Go to Harbor Freight and get a driveway sensor system: sees people, etc, and transmits to the receiver. Receiver sounds off (two levels) and blinks. Easy to extend since both non-contact sound and light. Place the sender at the door positioned so it see only folks at the entry. I have an outdoor light fixture that works as a holder up where no one notices until too late. Put the receiver where you can hear it. The receiver can be run from a wall wart (not provided) or batts. Th Sender runs on a 9v batt. At least the ones I have do. There is a newer model so check it out first. The sender with 9v batt lasts 9 months. I have one in my living room and receiver in the bedroom. The sender gets walked through a dozen or more times a day and still gives me excellent batt life. I have several units all on the same channel so multiple transmitters and one receiver.
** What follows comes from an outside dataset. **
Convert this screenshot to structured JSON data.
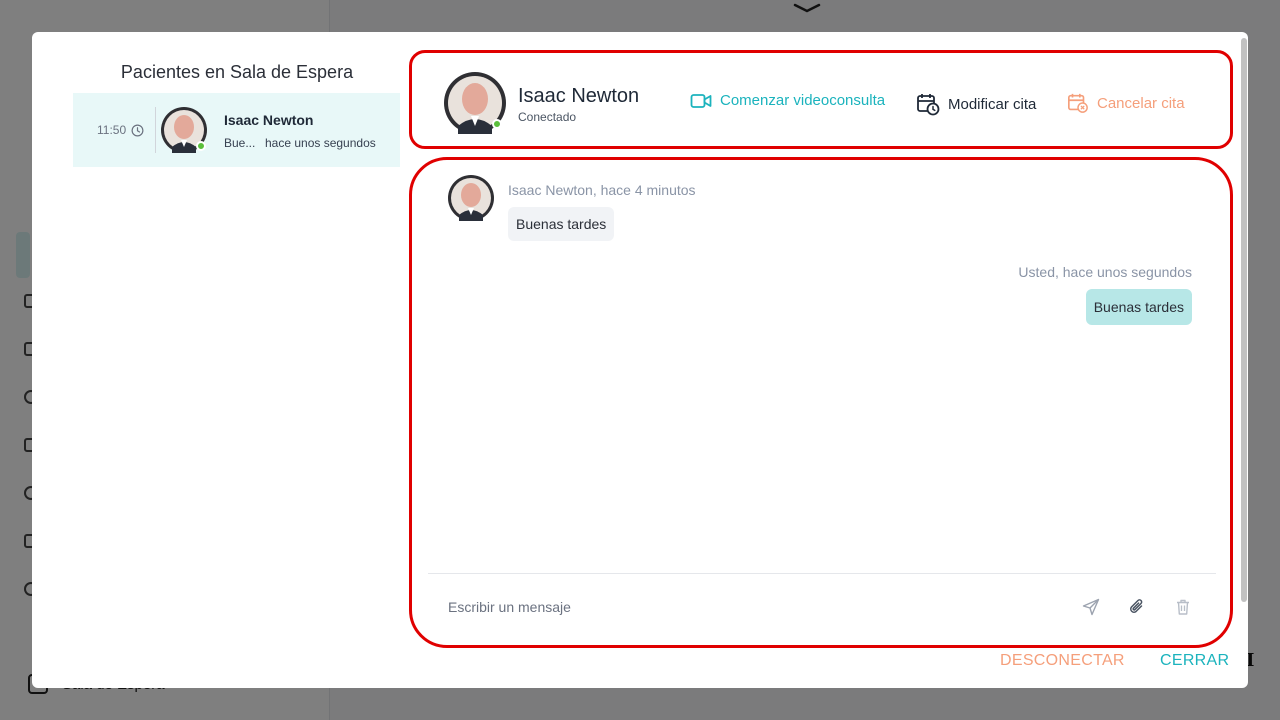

No failures after 5 years use. Only regret is that the receiver does not have different selectable sounds so a channel announcing can be ID-ed by sound.
No button required to be pushed.
Add pictures here
<% if( /^image/.test(type) ){ %>
<% } %>
<%-name%>
Add image file
Upload
@bigfoot.com says...

The problem is simple, assuming you did supply it with a rectified output as you say? Put a cap on the rectified side, a large one that can hold a charge long enough to get that thing to ding!
Of course, one could also use a 555 timer, use the trigger in (grd) to activate, a RC from the output to the threshold to turn it off.
Jamie
Add pictures here
<% if( /^image/.test(type) ){ %>
<% } %>
<%-name%>
Add image file
Upload

Related Threads

    HomeOwnersHub.com is a website for homeowners and building and maintenance pros. It is not affiliated with any of the manufacturers or service providers discussed here. All logos and trade names are the property of their respective owners.